----- INFORMATION -----

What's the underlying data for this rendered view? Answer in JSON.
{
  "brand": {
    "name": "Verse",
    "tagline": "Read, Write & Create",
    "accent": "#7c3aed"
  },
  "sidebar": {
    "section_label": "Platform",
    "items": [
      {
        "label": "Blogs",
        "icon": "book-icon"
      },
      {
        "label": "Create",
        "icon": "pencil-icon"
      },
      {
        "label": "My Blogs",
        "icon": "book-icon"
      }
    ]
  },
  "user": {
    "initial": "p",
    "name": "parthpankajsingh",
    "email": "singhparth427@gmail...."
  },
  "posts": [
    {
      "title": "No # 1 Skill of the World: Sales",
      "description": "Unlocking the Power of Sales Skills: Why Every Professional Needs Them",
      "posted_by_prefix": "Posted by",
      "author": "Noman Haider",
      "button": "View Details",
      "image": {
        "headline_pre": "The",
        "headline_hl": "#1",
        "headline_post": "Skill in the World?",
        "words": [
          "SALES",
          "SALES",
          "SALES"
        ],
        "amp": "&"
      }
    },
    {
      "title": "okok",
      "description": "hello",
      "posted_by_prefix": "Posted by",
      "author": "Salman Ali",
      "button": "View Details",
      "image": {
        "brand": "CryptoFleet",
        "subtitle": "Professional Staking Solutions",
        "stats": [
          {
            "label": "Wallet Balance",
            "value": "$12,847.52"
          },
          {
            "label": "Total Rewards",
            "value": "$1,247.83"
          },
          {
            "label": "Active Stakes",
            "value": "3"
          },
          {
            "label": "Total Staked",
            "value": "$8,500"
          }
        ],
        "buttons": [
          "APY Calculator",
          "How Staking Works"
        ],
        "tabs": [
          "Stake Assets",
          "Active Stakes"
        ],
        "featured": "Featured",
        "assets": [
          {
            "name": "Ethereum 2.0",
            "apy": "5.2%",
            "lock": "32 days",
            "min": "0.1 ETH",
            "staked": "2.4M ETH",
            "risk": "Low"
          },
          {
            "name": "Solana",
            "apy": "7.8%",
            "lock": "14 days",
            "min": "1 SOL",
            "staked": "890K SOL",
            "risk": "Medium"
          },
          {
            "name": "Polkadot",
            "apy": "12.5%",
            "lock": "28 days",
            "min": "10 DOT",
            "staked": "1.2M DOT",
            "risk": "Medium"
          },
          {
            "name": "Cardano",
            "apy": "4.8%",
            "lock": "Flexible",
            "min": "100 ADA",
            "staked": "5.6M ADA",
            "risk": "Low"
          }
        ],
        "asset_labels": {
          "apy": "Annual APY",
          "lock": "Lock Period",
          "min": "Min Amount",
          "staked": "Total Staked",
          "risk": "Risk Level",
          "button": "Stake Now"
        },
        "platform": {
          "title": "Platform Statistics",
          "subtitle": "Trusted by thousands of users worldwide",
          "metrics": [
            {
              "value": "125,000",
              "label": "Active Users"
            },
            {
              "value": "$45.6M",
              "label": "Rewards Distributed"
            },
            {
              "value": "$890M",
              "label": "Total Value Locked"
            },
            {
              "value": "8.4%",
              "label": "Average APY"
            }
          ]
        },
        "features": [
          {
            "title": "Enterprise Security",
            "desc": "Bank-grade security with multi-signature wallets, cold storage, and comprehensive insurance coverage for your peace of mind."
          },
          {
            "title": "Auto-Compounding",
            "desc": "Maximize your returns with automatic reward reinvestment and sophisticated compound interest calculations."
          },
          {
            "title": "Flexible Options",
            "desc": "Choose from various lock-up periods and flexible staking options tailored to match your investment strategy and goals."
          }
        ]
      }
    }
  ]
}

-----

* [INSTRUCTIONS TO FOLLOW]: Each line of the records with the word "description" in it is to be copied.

* [SOLUTION]:
      "description": "Unlocking the Power of Sales Skills: Why Every Professional Needs Them",
      "description": "hello",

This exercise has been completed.